The symbolic use of the vine occurs throughout the Bible. In Psalm 80.8 Israel is identified as a vine: “You brought a vine out of Egypt; you drove out the nations and planted it.” While this imagery is used positively to indicate how Israel will bear fruit as a vine (Hos. 14.7; cf. Ps. 128.3), more commonly Israel is described as an unproductive vine (Jer. 8.13; cf. 6.9), a vine that is plucked up and left to wither away (Ezek. 19.12), a choice vine that has become wild (Jer. 2.21). Closely related to this imagery is the portrayal of Israel as a vineyard, as in Isaiah 5.1–7. Here Israel, whom Yahweh planted looking for choice grapes, has yielded wild grapes (Jer. 12.10–11). Many have understood John's image of Jesus as “the true vine” (John 15.1) as a deliberate contrast to the portrayal of Israel as a vine/vineyard that has not proved fruitful.

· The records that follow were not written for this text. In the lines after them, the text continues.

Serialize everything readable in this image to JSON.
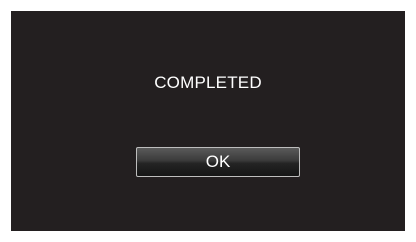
{
  "dialog": {
    "message": "COMPLETED",
    "ok_label": "OK"
  },
  "colors": {
    "screen_background": "#231f20",
    "text": "#ffffff",
    "button_border": "#bdbdbd"
  }
}
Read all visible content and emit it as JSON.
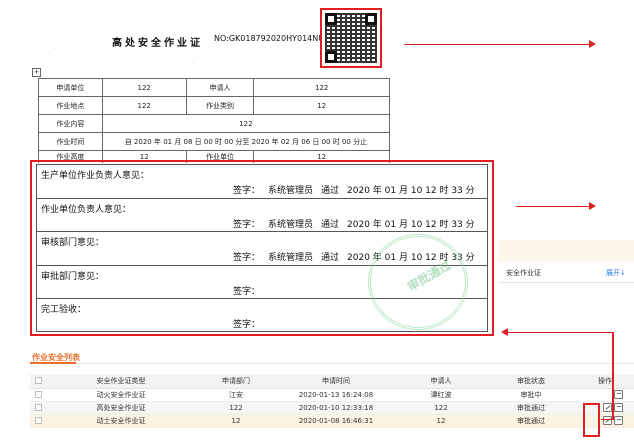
{
  "certificate": {
    "title": "高处安全作业证",
    "number": "NO:GK018792020HY014NU",
    "info_rows": [
      [
        "申请单位",
        "122",
        "申请人",
        "122"
      ],
      [
        "作业地点",
        "122",
        "作业类别",
        "12"
      ],
      [
        "作业内容",
        "122"
      ],
      [
        "作业时间",
        "自 2020 年 01 月 08 日 00 时 00 分至 2020 年 02 月 06 日 00 时 00 分止"
      ],
      [
        "作业高度",
        "12",
        "作业单位",
        "12"
      ]
    ],
    "opinions": [
      {
        "label": "生产单位作业负责人意见：",
        "sign_label": "签字：",
        "signer": "系统管理员",
        "result": "通过",
        "time": "2020 年 01 月 10 12 时 33 分"
      },
      {
        "label": "作业单位负责人意见：",
        "sign_label": "签字：",
        "signer": "系统管理员",
        "result": "通过",
        "time": "2020 年 01 月 10 12 时 33 分"
      },
      {
        "label": "审核部门意见：",
        "sign_label": "签字：",
        "signer": "系统管理员",
        "result": "通过",
        "time": "2020 年 01 月 10 12 时 33 分"
      },
      {
        "label": "审批部门意见：",
        "sign_label": "签字：",
        "signer": "",
        "result": "",
        "time": ""
      },
      {
        "label": "完工验收：",
        "sign_label": "签字：",
        "signer": "",
        "result": "",
        "time": ""
      }
    ],
    "seal_text": "审批通过"
  },
  "side_panel": {
    "title": "安全作业证",
    "expand_link": "展开↓"
  },
  "list": {
    "title": "作业安全列表",
    "columns": [
      "安全作业证类型",
      "申请部门",
      "申请时间",
      "申请人",
      "审批状态",
      "操作"
    ],
    "rows": [
      {
        "type": "动火安全作业证",
        "dept": "江安",
        "time": "2020-01-13 16:24:08",
        "applicant": "谭红波",
        "status": "审批中"
      },
      {
        "type": "高处安全作业证",
        "dept": "122",
        "time": "2020-01-10 12:33:18",
        "applicant": "122",
        "status": "审批通过"
      },
      {
        "type": "动土安全作业证",
        "dept": "12",
        "time": "2020-01-08 16:46:31",
        "applicant": "12",
        "status": "审批通过"
      }
    ]
  },
  "colors": {
    "annotation_red": "#e02020",
    "accent_orange": "#e5702c",
    "link_blue": "#2f7de1",
    "seal_green": "#7cc38d"
  }
}
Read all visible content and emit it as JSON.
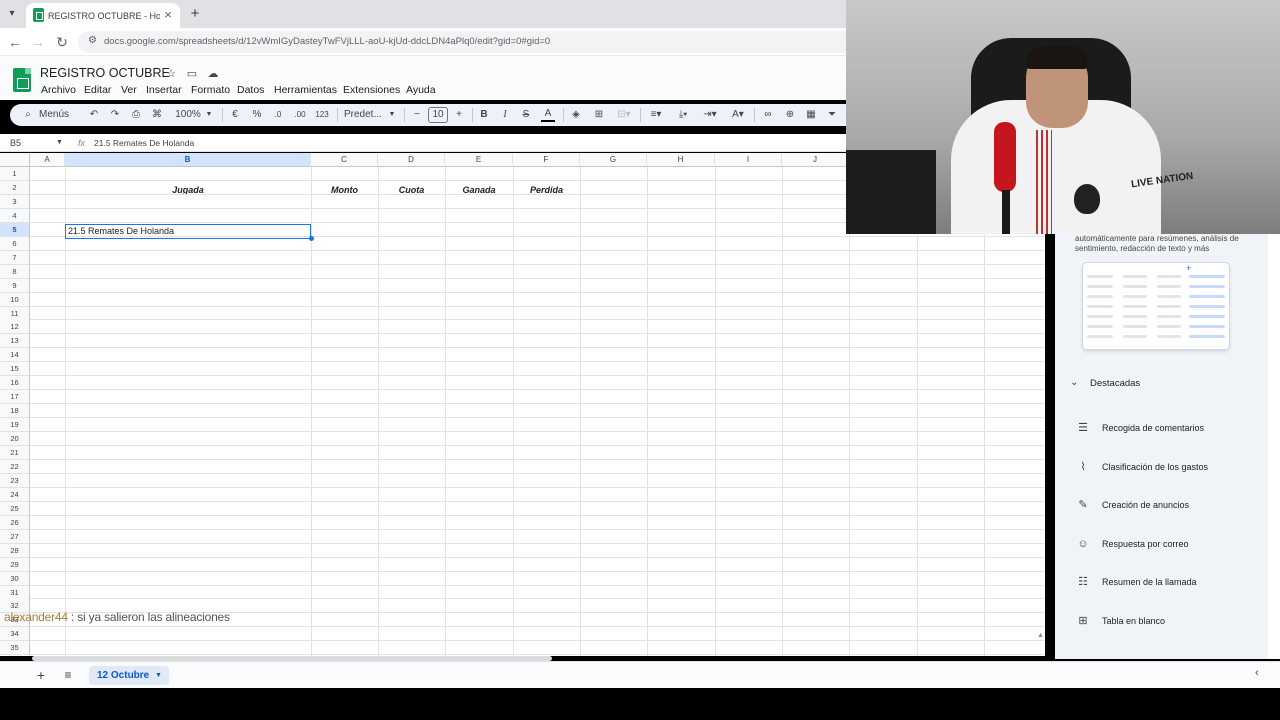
{
  "browser": {
    "tab_title": "REGISTRO OCTUBRE - Hojas de",
    "url": "docs.google.com/spreadsheets/d/12vWmIGyDasteyTwFVjLLL-aoU-kjUd-ddcLDN4aPlq0/edit?gid=0#gid=0"
  },
  "doc": {
    "title": "REGISTRO OCTUBRE",
    "menu": [
      "Archivo",
      "Editar",
      "Ver",
      "Insertar",
      "Formato",
      "Datos",
      "Herramientas",
      "Extensiones",
      "Ayuda"
    ]
  },
  "toolbar": {
    "search_label": "Menús",
    "zoom": "100%",
    "currency": "€",
    "percent": "%",
    "dec_less": ".0",
    "dec_more": ".00",
    "number_format": "123",
    "font": "Predet...",
    "font_size": "10",
    "bold": "B",
    "italic": "I",
    "strike": "S",
    "text_color": "A"
  },
  "formula_bar": {
    "cell_ref": "B5",
    "fx": "fx",
    "content": "21.5 Remates De Holanda"
  },
  "grid": {
    "columns": [
      "A",
      "B",
      "C",
      "D",
      "E",
      "F",
      "G",
      "H",
      "I",
      "J"
    ],
    "selected_column": "B",
    "rows": [
      "1",
      "2",
      "3",
      "4",
      "5",
      "6",
      "7",
      "8",
      "9",
      "10",
      "11",
      "12",
      "13",
      "14",
      "15",
      "16",
      "17",
      "18",
      "19",
      "20",
      "21",
      "22",
      "23",
      "24",
      "25",
      "26",
      "27",
      "28",
      "29",
      "30",
      "31",
      "32",
      "33",
      "34",
      "35"
    ],
    "selected_row": "5",
    "headers_row2": {
      "B": "Jugada",
      "C": "Monto",
      "D": "Cuota",
      "E": "Ganada",
      "F": "Perdida"
    },
    "active_cell_value": "21.5 Remates De Holanda"
  },
  "chat_overlay": {
    "user": "alexander44",
    "message": " : si ya salieron las alineaciones"
  },
  "side_panel": {
    "description": "automáticamente para resúmenes, análisis de sentimiento, redacción de texto y más",
    "section_title": "Destacadas",
    "items": [
      {
        "label": "Recogida de comentarios",
        "icon": "feedback-form-icon"
      },
      {
        "label": "Clasificación de los gastos",
        "icon": "chart-icon"
      },
      {
        "label": "Creación de anuncios",
        "icon": "magic-wand-icon"
      },
      {
        "label": "Respuesta por correo",
        "icon": "person-reply-icon"
      },
      {
        "label": "Resumen de la llamada",
        "icon": "summary-icon"
      },
      {
        "label": "Tabla en blanco",
        "icon": "table-icon"
      }
    ]
  },
  "bottom": {
    "sheet_tab": "12 Octubre"
  },
  "webcam": {
    "shirt_text": "LIVE NATION"
  }
}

In the Gospels, Jesus is quoted as using the vineyard in two parables: the parable of the laborers in the vineyard who were hired at different hours of the day (Matt. 20.1–16), and the parable of the wicked vinedressers (Matt. 21.33–41 par.); the description in the latter of the work done in the vineyard is derived from Isaiah 5.1–7.
Edgar W. Conrad